JERUSALEM -- Theyre on their way. Theyre already there. They wont be there for months. Theyre on board ships soon to dock. They havent been sent. They may never be sent.
In the past few weeks all those descriptions have been used to say what has happened or not to the much-discussed but so far unseen, at least in Syria, S-300 anti-aircraft missiles that Russia has sold or deployed to 13 countries around the world.
Last week, Russian President Vladimir Putin announced that while his country had every right to sell arms to the Syrian government, Moscow had not yet delivered the advanced S-300 air defense system to Damascus.
But that has not cooled a war of words over the S-300s that some say could threaten an outright war between Israel and Russia over the sophisticated missile defense system.
Israeli Prime Minister Benjamin Netanyahu continues to warn that should Russia deliver the system to Syrian President Bashar Assad, the S-300 is likely to draw us into a response, and could send the region deteriorating into war. Some Israeli officials, including Defense Minister Moshe Yaalon and Minister of Intelligence Yuval Steinitz, have made more explicit threats, telling diplomats and reporters that Israel would not hesitate to destroy the S-300 system rather than see it in Syrian hands.
But the exact scope of the weapon, and why Israeli officials consider it a game changer, has remained largely outside of the debate.
The Syrian government calls the system defensive and says it is meant to protect Syria from air attacks. Israeli officials argue that the weapon could easily turn offensive, if Syrias military chooses to launch it against Israeli aircraft that fly within a few hundred miles of the Syrian border.
Most sources on the S-300 system say its designed to shoot down aircraft and missiles within 150 kilometers, about 90 miles. But Israeli defense officials insist the actual range is greater 200 kilometers, or 125 miles. Given Israels small airspace and the trajectory most Israeli planes take when flying in and out of the country through Ben Gurion, Israels international airport near the urban center of Tel Aviv, the longer range would place most aircraft within range.
The system can launch six missiles at once and engage 12 targets simultaneously, at both high and low altitude. Weapons experts in Russia have said that the missile interceptors can outmaneuver many modern jets including the F-15s and F-16s currently being used by the Israeli air force.

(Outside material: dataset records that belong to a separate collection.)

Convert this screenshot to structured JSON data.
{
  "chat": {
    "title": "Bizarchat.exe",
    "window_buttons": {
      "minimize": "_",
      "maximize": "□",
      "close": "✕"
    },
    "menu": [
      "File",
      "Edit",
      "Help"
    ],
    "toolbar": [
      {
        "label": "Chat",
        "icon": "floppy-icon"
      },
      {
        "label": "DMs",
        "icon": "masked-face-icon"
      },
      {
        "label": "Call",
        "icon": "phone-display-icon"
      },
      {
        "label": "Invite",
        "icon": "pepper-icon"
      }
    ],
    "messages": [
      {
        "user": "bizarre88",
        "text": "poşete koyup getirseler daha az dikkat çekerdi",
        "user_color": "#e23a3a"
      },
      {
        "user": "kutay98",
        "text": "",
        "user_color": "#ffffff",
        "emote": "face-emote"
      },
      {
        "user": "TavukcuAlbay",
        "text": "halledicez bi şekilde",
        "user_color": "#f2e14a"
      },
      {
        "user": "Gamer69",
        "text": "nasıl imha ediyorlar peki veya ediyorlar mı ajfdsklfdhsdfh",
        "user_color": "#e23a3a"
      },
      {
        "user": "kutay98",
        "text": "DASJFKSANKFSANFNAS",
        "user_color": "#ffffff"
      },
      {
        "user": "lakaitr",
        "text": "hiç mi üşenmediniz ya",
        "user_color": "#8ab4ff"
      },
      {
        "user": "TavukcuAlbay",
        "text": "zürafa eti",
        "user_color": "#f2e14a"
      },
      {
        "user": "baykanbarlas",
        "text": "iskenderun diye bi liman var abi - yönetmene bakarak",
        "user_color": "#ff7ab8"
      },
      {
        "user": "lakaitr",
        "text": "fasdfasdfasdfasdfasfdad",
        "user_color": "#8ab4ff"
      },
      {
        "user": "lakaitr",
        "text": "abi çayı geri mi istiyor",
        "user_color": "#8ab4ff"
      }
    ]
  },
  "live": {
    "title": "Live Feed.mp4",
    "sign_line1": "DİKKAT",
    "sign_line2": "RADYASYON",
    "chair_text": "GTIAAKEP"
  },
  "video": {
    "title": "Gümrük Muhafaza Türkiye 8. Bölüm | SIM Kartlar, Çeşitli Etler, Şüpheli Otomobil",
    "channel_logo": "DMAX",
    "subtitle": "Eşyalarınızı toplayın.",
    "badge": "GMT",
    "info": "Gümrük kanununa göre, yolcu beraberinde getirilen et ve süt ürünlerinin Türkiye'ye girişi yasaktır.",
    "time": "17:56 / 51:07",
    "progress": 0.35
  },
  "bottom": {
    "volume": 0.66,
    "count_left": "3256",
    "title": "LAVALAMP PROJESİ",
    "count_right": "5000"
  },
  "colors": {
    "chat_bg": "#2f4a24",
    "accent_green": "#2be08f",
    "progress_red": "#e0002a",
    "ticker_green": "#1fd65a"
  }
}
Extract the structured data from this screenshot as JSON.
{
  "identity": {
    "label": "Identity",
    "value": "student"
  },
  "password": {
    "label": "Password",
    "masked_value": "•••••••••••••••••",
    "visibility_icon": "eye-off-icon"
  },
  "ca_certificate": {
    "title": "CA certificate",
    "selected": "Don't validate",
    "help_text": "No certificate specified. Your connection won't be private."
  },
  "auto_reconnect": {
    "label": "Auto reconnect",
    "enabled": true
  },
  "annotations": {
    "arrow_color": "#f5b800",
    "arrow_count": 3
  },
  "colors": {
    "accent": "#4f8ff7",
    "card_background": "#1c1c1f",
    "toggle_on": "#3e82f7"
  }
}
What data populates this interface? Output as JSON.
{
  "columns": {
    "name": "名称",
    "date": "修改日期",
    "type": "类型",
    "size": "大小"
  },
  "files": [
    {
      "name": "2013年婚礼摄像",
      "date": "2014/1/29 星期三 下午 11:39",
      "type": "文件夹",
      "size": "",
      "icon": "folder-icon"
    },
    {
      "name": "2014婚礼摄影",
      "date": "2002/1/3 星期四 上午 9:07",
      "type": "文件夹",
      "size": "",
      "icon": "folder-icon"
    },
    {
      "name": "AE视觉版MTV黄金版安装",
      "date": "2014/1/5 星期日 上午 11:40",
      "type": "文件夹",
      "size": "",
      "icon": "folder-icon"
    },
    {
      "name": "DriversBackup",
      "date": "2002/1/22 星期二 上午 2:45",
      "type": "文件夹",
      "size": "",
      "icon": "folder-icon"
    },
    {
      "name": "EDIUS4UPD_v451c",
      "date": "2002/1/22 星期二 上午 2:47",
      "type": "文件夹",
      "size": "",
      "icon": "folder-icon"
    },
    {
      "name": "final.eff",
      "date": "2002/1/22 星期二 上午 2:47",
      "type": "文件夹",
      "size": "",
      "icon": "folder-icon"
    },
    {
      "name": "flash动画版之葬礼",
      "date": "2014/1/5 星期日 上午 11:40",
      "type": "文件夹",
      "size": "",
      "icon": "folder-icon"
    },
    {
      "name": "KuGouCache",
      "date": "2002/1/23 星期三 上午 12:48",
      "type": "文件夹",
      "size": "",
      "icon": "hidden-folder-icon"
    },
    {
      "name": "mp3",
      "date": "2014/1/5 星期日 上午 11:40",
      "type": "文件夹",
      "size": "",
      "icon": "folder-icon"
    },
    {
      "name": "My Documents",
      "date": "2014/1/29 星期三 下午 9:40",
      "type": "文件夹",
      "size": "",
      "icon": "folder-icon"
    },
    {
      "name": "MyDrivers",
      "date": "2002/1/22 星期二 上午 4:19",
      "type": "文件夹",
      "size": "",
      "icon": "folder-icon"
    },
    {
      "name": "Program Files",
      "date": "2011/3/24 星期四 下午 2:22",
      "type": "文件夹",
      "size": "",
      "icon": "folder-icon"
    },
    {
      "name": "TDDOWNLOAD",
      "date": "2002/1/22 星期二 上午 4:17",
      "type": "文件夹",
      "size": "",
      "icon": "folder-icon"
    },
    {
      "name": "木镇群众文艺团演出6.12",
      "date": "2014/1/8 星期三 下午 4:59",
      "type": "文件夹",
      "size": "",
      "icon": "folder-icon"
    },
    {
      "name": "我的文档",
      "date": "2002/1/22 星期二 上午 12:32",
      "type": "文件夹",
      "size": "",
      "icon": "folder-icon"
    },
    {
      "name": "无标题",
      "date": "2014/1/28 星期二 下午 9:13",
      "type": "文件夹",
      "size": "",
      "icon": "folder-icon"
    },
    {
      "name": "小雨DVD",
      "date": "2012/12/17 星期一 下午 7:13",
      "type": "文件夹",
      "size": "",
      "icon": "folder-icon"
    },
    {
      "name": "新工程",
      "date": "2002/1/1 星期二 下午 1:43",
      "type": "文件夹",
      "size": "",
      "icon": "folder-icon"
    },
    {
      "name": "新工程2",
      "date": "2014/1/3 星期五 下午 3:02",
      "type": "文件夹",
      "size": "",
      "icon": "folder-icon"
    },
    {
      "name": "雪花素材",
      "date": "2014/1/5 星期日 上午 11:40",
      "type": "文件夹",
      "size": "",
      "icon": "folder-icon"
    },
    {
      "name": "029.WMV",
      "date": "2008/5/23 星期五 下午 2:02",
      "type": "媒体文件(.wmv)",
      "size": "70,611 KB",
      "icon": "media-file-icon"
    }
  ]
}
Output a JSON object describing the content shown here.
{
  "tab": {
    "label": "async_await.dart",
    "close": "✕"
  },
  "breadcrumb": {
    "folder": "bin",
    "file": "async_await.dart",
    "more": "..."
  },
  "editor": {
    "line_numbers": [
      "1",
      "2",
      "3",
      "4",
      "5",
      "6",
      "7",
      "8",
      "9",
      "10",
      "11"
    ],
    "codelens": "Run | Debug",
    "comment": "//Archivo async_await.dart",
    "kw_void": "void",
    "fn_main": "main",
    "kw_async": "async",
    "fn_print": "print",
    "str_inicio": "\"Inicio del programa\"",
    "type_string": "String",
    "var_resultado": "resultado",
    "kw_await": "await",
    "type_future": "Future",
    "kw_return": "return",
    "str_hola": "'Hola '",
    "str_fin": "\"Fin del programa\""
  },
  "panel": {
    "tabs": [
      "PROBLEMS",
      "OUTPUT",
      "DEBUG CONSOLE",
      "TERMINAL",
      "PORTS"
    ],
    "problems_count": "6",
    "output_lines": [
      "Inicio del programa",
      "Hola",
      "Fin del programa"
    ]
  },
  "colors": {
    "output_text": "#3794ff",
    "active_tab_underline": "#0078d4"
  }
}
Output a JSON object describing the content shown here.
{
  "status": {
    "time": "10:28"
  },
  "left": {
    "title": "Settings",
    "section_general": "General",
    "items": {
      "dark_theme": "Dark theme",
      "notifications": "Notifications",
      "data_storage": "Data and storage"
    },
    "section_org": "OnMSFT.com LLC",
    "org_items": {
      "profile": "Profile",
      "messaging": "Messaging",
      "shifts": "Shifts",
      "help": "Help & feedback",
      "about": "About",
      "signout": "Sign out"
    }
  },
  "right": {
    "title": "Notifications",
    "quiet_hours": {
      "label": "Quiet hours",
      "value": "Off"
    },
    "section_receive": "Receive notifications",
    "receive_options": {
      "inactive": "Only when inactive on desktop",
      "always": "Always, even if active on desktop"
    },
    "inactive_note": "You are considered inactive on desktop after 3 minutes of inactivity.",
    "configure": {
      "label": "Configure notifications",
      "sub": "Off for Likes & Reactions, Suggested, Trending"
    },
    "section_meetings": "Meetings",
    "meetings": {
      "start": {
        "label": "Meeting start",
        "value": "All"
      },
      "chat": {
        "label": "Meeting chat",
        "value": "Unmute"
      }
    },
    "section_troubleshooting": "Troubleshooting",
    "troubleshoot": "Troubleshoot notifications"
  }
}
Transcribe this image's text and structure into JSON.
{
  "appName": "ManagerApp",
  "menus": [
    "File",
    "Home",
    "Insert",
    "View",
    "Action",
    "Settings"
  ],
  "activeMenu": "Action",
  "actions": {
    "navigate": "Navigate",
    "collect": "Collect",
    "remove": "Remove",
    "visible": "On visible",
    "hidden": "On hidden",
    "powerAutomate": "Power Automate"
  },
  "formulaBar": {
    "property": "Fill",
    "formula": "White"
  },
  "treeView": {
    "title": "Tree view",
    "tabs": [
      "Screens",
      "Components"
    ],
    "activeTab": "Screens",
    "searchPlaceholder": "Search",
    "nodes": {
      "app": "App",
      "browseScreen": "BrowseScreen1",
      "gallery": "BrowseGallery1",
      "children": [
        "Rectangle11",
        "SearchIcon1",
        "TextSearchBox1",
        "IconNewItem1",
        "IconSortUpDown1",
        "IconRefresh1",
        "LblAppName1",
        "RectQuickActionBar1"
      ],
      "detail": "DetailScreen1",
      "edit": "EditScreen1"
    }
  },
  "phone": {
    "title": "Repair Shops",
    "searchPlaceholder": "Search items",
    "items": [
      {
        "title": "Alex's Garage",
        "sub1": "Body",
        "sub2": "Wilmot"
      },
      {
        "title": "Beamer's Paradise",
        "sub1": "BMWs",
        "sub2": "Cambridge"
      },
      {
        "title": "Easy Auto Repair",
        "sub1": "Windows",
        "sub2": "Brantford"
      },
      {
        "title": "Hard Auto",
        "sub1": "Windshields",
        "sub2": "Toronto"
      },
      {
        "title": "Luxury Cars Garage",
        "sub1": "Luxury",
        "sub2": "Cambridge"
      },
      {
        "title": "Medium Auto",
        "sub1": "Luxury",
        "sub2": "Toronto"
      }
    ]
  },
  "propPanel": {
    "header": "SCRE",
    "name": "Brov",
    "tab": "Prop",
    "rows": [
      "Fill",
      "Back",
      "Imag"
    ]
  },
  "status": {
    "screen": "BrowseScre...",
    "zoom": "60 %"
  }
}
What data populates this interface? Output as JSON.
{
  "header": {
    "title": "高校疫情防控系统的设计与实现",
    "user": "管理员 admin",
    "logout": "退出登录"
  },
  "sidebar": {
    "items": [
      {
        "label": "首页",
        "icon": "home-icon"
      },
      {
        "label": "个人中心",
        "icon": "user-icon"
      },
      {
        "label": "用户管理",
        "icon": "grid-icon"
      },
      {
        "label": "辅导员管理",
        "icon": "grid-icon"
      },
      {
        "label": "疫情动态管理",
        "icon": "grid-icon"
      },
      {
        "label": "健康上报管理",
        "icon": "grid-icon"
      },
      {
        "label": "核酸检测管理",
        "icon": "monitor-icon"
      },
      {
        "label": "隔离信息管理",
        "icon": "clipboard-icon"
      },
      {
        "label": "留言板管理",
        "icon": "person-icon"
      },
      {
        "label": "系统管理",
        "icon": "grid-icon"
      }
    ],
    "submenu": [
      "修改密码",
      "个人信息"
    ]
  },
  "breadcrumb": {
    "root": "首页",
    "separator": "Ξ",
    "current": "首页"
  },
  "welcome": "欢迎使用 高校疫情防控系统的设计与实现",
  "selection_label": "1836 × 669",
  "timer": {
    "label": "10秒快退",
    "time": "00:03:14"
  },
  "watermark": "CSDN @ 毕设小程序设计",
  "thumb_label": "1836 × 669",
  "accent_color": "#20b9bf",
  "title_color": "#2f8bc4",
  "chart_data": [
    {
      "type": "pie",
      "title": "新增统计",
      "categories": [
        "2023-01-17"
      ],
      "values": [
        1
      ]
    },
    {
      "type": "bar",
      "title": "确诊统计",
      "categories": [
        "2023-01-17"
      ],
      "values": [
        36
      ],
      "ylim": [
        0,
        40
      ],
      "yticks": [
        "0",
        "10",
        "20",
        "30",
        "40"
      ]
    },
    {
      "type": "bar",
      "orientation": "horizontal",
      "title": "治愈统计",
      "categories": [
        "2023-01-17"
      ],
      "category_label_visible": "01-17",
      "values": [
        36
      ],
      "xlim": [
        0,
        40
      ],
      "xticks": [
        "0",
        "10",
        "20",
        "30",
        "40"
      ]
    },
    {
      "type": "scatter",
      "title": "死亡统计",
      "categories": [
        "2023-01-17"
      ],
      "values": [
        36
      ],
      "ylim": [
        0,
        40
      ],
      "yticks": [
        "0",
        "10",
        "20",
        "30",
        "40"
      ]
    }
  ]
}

The exact details of the S-300 system being sold to Syria have never been made public. Since it first came into service in the mid-1980s, the S-300 has been upgraded dozens of times and now comes with a variety of missiles and launchers.
The S-300 is a very complicated system and we still dont know what elements of this system are being offered to Syria. So a lot of the speculation of details over what it can and cant do is really just speculation, said Yiftah Shapir, head of the Military Balance Project at the Institute for National Security Studies, a think tank in Tel Aviv.
Syria already has the S-200 system, which has a range of up to 60 miles, though with far less sophisticated machinery. Shapir said that what the S-300 adds to Syrias arsenal is an ability to keep unwanted planes out of Syrias airspace as well as Lebanons.